After a funeral, all the townsfolk become convinced that the chapel is haunted. Goody lectures them on the irrationality of their superstitious folk beliefs, and the narrator in turn lectures the reader: “I hope you will not believe any foolish Stories that ignorant, weak, or designing People may tell you about Ghosts; for Tales of Ghosts, Witches, and Fairies, are the Frolicks of a distempered Brain” (Goody, 56). It is not unusual to find this combination of anti-aristocratic sentiment and suspicion of plebeian culture in the rational, enlightened children’s books of the end of the century, as the next chapter will illustrate more fully.
A brief look at the seventeenth- and eighteenth-century chapbook The History of Jack and the Giants, The First Part reveals the sanitization Jack has undergone by the time he reaches the pages of A Little Pretty PocketBook. ”11 In fact, it is his very ability—at the tender age of seven—to outwit the local Vicar (arguably the most literate and educated man in any seventeenthcentury rural community) that sets him apart. The Vicar, no doubt out of an honest concern for young Jack’s spiritual well-being, inquires into his catechistic knowledge: “How many Commandments are there?

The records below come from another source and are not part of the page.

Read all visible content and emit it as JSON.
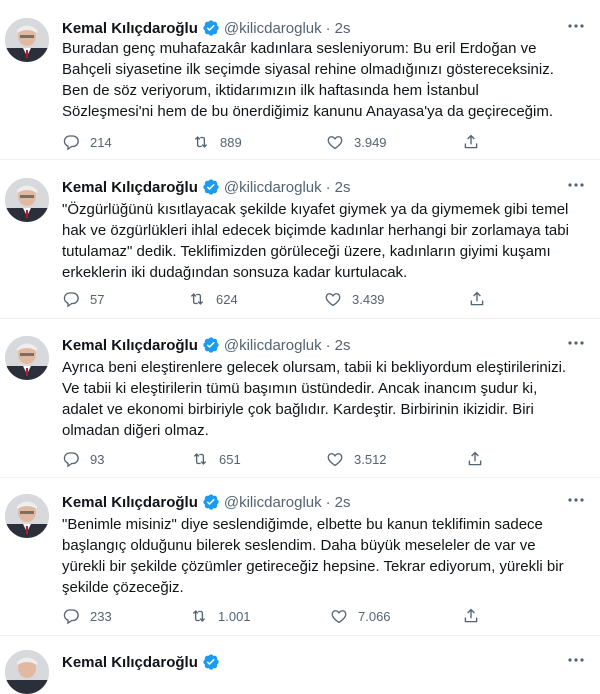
{
  "tweets": [
    {
      "name": "Kemal Kılıçdaroğlu",
      "handle": "@kilicdarogluk",
      "dot": "·",
      "time": "2s",
      "lines": [
        "Buradan genç muhafazakâr kadınlara sesleniyorum: Bu eril Erdoğan ve",
        "Bahçeli siyasetine ilk seçimde siyasal rehine olmadığınızı göstereceksiniz.",
        "Ben de söz veriyorum, iktidarımızın ilk haftasında hem İstanbul",
        "Sözleşmesi'ni hem de bu önerdiğimiz kanunu Anayasa'ya da geçireceğim."
      ],
      "replies": "214",
      "retweets": "889",
      "likes": "3.949"
    },
    {
      "name": "Kemal Kılıçdaroğlu",
      "handle": "@kilicdarogluk",
      "dot": "·",
      "time": "2s",
      "lines": [
        "\"Özgürlüğünü kısıtlayacak şekilde kıyafet giymek ya da giymemek gibi temel",
        "hak ve özgürlükleri ihlal edecek biçimde kadınlar herhangi bir zorlamaya tabi",
        "tutulamaz\" dedik. Teklifimizden görüleceği üzere, kadınların giyimi kuşamı",
        "erkeklerin iki dudağından sonsuza kadar kurtulacak."
      ],
      "replies": "57",
      "retweets": "624",
      "likes": "3.439"
    },
    {
      "name": "Kemal Kılıçdaroğlu",
      "handle": "@kilicdarogluk",
      "dot": "·",
      "time": "2s",
      "lines": [
        "Ayrıca beni eleştirenlere gelecek olursam, tabii ki bekliyordum eleştirilerinizi.",
        "Ve tabii ki eleştirilerin tümü başımın üstündedir. Ancak inancım şudur ki,",
        "adalet ve ekonomi birbiriyle çok bağlıdır. Kardeştir. Birbirinin ikizidir. Biri",
        "olmadan diğeri olmaz."
      ],
      "replies": "93",
      "retweets": "651",
      "likes": "3.512"
    },
    {
      "name": "Kemal Kılıçdaroğlu",
      "handle": "@kilicdarogluk",
      "dot": "·",
      "time": "2s",
      "lines": [
        "\"Benimle misiniz\" diye seslendiğimde, elbette bu kanun teklifimin sadece",
        "başlangıç olduğunu bilerek seslendim. Daha büyük meseleler de var ve",
        "yürekli bir şekilde çözümler getireceğiz hepsine. Tekrar ediyorum, yürekli bir",
        "şekilde çözeceğiz."
      ],
      "replies": "233",
      "retweets": "1.001",
      "likes": "7.066"
    },
    {
      "name": "Kemal Kılıçdaroğlu",
      "handle": "",
      "dot": "",
      "time": "",
      "lines": [],
      "replies": "",
      "retweets": "",
      "likes": ""
    }
  ],
  "colors": {
    "verified": "#1d9bf0",
    "text": "#0f1419",
    "muted": "#536471"
  },
  "icons": [
    "avatar",
    "verified-badge-icon",
    "more-icon",
    "reply-icon",
    "retweet-icon",
    "like-icon",
    "share-icon"
  ]
}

It contains the tale of Tom Trot, who, like Goody Two-Shoes, is poor but diligent in his reading. He is hired to teach Jack, a gentleman’s son, to read, but has no success because Jack proves such a hopeless dolt. With a frankness surprising in a social inferior, Tom tells Jack’s father that it would be best to apprentice his son as a chimney sweep: “[i]f Jack will not climb up the Hill of Learning, he may get up a chimney well enough; and though he will not burthen his head with sense, he may carry a good load of soot on his back” (Wisdom, 41).
The Making of the Modern Child: Children's Literature in the Late Eighteenth Century (Children's Literature and Culture, 28) by Andrew O'Malley